Algiers — Algeria said on Monday it will resume talks with France in September on retrieving its national archives during colonial and precolonial years.
Algerian Minister of Mujahedeen (war-veterans) Tayeb Zitouni told reporters that the statements made by newly elected French President Emmanuel Macron when he was a candidate, were "audacious" and Algeria "awaits concrete steps."
Zitouni was referring to the remarks made by Macron while visiting Algiers in February 2017 that he was willing to discuss the issues related to the 130 years of French colonial rule in Algeria (1830-1962).
"We are tired of French promises since the independence, while nothing concrete has been done," Zitouni said. "It is not about conflict about inches of land; it is rather pending files that should be solved once for all."
In fact, Paris has been reluctant to return to Algeria archives retracing the precolonial and colonial eras. The two countries set up three joint commissions in 2016 in order to accelerate this process, but no progress has been made yet.

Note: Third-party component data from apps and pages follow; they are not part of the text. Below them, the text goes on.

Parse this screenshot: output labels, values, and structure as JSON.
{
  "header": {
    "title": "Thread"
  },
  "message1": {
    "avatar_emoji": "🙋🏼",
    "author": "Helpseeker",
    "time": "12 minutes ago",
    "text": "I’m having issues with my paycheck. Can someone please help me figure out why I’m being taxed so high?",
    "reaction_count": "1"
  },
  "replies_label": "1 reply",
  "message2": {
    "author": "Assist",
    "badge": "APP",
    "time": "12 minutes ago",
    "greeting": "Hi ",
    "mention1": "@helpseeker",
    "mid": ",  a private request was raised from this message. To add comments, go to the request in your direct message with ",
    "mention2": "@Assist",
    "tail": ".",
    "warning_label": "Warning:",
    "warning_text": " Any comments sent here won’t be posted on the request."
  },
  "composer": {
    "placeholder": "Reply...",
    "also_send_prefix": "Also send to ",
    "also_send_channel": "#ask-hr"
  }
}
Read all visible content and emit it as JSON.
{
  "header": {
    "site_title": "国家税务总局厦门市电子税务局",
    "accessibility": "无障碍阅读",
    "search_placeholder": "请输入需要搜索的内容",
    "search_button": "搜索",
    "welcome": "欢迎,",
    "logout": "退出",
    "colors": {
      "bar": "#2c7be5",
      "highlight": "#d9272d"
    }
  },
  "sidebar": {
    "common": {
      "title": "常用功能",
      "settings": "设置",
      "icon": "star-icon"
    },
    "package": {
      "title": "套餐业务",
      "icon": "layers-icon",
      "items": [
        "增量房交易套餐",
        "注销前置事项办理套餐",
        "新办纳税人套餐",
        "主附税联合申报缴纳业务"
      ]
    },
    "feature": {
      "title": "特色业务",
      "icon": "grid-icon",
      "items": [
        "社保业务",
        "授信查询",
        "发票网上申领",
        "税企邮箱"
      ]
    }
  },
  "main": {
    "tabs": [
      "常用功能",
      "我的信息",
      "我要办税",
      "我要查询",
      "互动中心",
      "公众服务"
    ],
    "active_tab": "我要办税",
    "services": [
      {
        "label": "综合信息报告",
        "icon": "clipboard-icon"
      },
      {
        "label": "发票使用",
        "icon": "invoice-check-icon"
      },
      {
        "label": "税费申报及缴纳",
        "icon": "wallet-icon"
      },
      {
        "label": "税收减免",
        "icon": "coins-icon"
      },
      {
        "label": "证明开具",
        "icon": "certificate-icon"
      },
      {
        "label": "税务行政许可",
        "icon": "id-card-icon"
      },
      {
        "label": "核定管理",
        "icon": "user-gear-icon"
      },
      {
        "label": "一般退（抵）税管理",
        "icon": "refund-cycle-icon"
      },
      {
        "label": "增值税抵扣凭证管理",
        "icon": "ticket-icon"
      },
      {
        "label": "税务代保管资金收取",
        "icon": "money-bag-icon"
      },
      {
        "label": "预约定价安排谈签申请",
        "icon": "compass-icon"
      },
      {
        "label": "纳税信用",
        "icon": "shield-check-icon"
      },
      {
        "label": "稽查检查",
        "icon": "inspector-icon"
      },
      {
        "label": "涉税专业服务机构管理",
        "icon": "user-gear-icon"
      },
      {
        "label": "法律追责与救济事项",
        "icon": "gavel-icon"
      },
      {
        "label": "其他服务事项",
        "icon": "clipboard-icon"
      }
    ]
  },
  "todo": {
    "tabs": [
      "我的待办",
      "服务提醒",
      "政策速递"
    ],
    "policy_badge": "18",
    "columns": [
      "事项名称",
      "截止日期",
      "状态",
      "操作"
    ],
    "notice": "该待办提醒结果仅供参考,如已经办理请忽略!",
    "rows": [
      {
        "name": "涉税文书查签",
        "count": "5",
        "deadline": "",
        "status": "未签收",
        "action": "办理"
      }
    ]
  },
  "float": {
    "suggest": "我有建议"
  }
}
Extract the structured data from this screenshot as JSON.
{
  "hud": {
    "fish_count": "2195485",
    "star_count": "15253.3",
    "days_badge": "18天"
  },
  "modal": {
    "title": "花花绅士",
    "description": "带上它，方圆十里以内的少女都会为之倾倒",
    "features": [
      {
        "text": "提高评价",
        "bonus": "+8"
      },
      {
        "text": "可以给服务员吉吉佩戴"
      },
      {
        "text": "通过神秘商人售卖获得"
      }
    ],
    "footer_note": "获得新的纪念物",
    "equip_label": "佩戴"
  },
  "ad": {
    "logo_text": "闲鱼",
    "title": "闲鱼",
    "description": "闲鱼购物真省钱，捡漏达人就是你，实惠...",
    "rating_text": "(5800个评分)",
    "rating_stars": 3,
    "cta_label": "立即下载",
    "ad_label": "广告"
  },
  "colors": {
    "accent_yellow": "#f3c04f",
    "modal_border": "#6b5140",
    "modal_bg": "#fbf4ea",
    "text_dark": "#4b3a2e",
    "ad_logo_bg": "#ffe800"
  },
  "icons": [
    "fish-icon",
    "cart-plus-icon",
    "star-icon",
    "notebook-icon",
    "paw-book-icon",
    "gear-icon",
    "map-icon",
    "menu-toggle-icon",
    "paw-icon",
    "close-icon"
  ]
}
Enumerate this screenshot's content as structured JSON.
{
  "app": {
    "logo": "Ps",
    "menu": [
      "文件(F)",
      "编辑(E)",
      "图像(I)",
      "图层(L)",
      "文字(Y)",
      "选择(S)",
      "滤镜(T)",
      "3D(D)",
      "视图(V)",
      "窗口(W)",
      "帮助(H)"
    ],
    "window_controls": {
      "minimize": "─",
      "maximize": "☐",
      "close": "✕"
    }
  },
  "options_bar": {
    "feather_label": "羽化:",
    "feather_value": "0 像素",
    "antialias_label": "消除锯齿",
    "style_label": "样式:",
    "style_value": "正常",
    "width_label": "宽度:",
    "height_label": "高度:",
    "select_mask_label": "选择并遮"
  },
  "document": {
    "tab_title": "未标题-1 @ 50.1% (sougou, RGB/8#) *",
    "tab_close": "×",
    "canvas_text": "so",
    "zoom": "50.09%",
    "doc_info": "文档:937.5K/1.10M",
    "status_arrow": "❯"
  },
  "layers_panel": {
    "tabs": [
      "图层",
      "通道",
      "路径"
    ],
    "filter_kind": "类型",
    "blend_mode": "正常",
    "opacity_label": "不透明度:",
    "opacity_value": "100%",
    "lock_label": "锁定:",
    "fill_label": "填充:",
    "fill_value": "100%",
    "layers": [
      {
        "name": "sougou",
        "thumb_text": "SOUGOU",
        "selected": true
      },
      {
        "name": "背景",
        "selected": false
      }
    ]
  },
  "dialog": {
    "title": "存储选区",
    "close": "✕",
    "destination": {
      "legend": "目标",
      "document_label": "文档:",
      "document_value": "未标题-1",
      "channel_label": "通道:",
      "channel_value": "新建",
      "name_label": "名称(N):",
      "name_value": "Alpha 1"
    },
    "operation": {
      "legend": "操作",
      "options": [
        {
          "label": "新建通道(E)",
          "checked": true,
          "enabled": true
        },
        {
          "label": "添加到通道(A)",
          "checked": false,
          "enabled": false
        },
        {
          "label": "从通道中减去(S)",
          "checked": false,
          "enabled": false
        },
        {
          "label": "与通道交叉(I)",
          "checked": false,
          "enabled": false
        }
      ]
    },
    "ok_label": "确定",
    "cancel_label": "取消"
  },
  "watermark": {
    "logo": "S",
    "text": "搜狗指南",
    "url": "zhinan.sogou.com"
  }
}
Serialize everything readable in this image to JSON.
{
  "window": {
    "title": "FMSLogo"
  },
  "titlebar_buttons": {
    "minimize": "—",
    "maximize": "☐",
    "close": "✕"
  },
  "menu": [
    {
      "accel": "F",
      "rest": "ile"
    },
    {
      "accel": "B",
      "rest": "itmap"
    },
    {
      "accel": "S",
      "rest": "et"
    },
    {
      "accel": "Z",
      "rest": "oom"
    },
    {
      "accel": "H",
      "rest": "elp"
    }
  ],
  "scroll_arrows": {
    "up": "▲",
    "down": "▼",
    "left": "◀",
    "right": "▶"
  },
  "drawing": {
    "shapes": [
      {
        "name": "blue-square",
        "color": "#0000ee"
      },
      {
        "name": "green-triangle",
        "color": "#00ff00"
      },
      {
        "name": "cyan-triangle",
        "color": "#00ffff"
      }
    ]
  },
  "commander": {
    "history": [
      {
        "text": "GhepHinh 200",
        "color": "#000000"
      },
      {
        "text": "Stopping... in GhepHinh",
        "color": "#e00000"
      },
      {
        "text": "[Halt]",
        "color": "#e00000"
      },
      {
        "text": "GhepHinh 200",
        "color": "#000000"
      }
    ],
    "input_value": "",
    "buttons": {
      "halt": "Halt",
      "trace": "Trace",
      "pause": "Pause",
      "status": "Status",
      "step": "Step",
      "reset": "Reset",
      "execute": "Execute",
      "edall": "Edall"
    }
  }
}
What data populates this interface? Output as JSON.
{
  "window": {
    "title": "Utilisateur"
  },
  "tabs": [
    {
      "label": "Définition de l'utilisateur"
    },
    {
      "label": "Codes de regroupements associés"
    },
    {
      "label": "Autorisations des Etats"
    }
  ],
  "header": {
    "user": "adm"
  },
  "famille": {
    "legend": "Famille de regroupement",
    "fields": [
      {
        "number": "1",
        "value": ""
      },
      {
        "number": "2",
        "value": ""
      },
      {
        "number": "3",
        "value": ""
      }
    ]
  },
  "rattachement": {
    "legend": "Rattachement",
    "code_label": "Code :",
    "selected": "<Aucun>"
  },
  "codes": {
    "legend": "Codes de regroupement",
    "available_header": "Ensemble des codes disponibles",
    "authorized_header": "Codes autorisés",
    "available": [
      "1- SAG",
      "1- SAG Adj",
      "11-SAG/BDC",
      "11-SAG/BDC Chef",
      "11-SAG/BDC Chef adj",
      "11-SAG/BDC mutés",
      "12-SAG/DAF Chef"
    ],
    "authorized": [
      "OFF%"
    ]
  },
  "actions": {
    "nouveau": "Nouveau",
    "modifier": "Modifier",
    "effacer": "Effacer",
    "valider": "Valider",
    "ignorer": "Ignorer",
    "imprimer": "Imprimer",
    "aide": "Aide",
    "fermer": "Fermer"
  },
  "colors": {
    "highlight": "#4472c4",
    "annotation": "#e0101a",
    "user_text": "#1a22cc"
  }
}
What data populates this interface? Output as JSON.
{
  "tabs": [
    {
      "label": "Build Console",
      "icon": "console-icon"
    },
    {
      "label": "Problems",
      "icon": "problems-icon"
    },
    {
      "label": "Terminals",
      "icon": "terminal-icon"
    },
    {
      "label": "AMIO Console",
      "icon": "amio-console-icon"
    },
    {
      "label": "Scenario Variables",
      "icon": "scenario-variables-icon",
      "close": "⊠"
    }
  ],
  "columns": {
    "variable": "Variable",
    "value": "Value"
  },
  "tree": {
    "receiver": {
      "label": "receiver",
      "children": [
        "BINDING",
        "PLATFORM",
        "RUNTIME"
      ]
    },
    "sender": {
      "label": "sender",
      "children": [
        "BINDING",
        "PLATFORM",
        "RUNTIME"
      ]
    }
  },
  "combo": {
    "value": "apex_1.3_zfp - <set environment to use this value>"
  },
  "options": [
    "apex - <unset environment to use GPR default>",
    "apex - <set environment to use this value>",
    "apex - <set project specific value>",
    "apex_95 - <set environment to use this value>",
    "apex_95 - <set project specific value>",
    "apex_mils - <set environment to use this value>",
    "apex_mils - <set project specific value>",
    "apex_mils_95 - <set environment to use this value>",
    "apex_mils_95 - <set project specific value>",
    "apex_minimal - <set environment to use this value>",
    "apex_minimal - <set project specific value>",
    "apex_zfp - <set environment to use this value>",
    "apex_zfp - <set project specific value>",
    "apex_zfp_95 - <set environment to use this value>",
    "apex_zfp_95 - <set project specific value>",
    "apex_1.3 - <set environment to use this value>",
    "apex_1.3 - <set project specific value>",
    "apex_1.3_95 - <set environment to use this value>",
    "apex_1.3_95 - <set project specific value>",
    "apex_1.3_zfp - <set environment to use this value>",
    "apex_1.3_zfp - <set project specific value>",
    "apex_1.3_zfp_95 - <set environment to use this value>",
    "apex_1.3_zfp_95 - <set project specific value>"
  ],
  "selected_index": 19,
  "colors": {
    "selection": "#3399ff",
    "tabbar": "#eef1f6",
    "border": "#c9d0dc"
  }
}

However, Zitouni said the joint commissions will meet in September to address several issues, including compensation for victims of nuclear explosions done by France in the Algerian desert, missing people during the colonial era, and recovery of the skulls of Algerian martyrs which are displayed in some museums in Paris.
Algeria is still waiting for a clear recognition by Paris of "the colonial crimes" committed in Algeria during the colonial period. Former French President Francois Hollande acknowledged, during his first official visit to Algiers in December 2013, that "the colonial system was deeply unjust."
This statement was seen by Algeria as a desire by France to improve the strained bilateral relations, but no further progress has been made to address the outstanding issue of the painful past.